* What to work on *
Search each line below for the word "screenshot" and list those that contain it.

......

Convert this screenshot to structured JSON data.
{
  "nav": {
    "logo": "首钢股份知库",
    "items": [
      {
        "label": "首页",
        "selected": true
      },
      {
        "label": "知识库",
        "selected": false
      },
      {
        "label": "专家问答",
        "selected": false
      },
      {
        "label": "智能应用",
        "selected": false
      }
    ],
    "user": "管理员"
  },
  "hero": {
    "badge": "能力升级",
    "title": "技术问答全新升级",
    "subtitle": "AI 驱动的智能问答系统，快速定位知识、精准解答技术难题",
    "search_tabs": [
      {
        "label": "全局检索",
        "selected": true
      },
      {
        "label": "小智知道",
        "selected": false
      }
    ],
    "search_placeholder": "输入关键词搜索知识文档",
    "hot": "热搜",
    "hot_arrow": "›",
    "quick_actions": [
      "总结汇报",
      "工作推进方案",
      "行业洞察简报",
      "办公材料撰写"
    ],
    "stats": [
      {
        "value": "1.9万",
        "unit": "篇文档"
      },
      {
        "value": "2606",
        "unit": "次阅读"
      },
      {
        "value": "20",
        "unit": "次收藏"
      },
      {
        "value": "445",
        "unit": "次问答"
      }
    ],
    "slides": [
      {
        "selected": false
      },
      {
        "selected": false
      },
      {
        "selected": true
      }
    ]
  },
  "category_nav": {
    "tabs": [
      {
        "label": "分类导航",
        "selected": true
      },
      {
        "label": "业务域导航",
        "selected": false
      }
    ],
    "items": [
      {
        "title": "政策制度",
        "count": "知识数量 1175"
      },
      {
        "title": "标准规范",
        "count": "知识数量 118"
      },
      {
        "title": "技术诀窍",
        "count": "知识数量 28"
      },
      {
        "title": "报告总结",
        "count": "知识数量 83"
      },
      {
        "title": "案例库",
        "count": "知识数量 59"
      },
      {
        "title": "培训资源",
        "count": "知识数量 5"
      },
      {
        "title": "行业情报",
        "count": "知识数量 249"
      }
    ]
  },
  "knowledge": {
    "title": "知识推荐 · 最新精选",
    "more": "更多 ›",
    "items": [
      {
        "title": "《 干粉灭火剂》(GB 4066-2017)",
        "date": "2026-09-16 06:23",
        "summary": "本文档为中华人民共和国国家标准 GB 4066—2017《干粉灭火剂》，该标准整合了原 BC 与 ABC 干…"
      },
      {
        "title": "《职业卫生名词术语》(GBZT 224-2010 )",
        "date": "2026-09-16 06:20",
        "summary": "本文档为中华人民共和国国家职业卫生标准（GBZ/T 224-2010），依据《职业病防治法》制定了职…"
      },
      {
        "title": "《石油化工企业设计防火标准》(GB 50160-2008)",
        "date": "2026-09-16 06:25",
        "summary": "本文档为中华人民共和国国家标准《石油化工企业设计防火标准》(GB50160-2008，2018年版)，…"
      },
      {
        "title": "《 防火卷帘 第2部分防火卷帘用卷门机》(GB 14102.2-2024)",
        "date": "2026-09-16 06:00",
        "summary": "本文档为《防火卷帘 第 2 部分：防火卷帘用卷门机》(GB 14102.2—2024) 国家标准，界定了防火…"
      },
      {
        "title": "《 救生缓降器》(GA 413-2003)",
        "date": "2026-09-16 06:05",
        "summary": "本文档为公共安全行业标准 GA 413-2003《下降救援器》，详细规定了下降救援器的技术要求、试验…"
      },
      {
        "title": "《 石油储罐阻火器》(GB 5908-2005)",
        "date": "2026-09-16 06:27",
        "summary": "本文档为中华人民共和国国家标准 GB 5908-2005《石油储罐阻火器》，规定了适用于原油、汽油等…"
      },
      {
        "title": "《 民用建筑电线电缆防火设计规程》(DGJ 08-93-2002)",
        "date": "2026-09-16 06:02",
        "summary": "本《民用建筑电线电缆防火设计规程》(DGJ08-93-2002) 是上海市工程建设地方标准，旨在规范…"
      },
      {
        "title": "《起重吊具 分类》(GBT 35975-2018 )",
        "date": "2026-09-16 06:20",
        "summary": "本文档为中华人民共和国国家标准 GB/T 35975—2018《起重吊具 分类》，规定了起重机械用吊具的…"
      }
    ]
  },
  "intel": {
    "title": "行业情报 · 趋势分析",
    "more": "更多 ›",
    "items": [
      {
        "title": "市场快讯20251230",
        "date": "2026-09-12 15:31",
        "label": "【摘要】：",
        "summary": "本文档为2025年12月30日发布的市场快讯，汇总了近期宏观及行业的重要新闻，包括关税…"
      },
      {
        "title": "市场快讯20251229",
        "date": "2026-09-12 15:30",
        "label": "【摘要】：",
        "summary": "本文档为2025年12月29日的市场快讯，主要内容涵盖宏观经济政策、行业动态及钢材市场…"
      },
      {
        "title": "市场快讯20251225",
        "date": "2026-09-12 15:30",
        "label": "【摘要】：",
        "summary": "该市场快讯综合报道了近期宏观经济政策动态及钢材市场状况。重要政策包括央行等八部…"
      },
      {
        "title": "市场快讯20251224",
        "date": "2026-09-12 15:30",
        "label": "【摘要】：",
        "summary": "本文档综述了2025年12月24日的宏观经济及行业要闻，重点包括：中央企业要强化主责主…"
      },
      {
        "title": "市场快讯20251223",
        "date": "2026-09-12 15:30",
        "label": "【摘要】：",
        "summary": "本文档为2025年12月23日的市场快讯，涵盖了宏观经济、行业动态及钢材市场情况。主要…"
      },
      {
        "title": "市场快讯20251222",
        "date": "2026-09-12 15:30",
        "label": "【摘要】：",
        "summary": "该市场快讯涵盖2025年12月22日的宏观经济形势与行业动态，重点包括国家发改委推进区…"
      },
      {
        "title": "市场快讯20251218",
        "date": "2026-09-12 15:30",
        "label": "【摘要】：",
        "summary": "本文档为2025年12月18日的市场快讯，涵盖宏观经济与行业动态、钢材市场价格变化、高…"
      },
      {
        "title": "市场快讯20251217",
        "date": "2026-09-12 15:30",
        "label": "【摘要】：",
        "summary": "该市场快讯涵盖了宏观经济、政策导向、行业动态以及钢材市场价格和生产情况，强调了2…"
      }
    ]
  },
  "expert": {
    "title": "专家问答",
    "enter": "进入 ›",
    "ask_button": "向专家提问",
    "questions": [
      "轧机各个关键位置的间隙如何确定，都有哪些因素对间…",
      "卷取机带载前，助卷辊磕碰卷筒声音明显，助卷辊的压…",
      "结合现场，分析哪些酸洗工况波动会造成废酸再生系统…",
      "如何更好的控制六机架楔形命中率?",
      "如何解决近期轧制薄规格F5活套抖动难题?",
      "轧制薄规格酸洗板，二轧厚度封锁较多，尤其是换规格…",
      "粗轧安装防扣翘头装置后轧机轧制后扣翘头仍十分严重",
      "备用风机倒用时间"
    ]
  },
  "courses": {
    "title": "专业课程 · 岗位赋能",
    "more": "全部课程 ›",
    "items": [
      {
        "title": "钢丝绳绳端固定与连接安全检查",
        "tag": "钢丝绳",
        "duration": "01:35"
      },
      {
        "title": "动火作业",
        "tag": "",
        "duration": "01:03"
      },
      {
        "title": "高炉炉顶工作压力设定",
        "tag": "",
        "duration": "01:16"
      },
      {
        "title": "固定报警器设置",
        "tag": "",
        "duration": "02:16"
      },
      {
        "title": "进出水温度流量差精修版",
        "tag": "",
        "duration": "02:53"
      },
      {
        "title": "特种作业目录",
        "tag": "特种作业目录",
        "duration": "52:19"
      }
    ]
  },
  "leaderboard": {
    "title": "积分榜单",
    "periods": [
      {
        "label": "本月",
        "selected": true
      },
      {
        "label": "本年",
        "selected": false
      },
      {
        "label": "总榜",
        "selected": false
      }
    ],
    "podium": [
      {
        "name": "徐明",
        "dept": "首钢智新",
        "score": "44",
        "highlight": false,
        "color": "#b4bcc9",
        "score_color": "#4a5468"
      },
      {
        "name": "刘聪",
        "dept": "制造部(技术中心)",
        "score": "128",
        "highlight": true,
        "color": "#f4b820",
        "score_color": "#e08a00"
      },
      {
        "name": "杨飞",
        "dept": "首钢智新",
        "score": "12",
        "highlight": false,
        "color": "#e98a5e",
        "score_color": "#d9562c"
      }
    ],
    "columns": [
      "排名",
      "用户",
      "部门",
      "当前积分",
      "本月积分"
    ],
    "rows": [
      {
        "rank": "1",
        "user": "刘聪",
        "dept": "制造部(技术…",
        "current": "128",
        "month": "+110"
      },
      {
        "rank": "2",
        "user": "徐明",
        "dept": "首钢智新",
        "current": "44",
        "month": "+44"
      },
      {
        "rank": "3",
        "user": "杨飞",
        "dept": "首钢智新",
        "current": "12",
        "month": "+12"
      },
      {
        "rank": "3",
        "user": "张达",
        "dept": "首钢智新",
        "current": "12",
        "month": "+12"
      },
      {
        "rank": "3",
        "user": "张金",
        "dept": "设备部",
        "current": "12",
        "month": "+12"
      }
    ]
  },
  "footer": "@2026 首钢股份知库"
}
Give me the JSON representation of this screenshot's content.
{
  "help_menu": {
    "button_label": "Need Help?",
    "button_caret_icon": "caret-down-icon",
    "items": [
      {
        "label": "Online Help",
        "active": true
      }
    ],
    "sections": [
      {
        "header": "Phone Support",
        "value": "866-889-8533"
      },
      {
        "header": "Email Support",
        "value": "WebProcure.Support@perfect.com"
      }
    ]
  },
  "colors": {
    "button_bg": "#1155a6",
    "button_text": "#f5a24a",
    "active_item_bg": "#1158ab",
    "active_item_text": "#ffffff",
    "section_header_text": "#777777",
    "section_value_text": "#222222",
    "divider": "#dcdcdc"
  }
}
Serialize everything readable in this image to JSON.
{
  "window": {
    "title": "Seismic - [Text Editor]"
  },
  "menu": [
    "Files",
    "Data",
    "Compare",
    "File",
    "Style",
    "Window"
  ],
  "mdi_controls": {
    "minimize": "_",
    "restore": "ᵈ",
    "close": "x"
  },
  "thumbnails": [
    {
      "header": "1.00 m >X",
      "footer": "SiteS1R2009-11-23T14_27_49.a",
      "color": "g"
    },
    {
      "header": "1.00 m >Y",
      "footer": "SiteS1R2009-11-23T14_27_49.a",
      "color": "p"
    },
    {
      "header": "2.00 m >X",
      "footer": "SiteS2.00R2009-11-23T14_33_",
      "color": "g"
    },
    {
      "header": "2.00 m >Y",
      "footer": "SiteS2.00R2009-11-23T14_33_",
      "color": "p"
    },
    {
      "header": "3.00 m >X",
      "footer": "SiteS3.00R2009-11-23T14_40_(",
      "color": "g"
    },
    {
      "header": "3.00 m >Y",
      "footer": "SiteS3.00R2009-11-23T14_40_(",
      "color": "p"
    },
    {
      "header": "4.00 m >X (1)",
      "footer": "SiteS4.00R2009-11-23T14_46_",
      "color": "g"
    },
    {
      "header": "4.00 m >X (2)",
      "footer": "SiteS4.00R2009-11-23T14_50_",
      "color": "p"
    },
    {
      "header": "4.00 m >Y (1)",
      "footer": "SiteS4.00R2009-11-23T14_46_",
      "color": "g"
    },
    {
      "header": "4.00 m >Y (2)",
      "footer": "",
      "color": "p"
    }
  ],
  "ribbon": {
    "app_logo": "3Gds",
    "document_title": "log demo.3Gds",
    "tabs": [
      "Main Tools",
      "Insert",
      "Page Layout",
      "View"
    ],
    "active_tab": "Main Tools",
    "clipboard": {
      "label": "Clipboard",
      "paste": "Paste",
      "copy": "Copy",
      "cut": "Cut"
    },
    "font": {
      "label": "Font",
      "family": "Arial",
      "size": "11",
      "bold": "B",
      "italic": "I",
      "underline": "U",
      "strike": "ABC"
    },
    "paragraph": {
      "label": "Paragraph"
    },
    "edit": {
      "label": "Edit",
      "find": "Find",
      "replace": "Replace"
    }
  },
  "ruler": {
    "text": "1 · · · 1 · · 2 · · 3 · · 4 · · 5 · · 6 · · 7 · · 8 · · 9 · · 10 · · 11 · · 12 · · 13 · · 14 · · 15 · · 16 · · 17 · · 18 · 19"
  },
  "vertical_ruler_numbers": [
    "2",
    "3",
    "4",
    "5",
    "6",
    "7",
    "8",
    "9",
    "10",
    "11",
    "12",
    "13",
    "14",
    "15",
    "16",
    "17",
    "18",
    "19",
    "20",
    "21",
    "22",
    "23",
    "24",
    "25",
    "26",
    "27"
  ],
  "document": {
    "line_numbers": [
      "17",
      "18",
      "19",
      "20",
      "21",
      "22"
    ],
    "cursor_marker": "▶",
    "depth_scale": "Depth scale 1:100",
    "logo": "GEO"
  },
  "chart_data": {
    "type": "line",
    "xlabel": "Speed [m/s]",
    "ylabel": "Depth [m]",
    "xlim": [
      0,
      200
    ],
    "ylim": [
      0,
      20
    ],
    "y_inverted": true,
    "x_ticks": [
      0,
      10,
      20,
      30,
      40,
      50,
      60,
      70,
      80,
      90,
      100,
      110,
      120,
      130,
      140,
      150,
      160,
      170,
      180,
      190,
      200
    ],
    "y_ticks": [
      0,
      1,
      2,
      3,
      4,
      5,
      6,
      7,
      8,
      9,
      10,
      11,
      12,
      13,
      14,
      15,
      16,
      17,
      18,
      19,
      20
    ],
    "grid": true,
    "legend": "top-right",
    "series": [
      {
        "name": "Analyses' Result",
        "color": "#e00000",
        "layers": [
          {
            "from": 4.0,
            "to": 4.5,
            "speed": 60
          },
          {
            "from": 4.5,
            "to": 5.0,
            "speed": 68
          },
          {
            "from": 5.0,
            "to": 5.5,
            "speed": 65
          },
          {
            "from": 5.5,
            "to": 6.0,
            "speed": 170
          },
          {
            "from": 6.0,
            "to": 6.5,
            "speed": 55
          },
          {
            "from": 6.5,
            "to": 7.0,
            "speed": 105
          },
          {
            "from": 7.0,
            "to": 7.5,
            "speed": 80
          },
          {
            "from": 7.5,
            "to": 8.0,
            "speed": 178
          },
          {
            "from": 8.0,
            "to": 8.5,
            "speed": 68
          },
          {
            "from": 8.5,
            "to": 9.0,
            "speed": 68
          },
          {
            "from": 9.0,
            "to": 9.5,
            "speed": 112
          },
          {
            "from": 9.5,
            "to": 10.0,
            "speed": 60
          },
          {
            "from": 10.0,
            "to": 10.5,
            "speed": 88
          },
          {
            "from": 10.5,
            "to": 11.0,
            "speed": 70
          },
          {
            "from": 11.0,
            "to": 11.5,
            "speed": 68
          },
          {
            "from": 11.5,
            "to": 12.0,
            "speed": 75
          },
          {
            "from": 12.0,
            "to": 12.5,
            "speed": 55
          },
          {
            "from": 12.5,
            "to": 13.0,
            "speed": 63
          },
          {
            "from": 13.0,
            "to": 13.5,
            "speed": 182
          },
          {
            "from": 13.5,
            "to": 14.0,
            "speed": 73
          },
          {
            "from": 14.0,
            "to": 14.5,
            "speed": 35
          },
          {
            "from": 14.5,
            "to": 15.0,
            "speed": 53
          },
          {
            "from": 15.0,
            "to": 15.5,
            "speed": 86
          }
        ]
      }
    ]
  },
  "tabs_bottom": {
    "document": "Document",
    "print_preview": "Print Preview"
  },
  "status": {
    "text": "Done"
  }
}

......

* Exercise solution *
Convert this screenshot to structured JSON data.
Give me the JSON representation of this screenshot's content.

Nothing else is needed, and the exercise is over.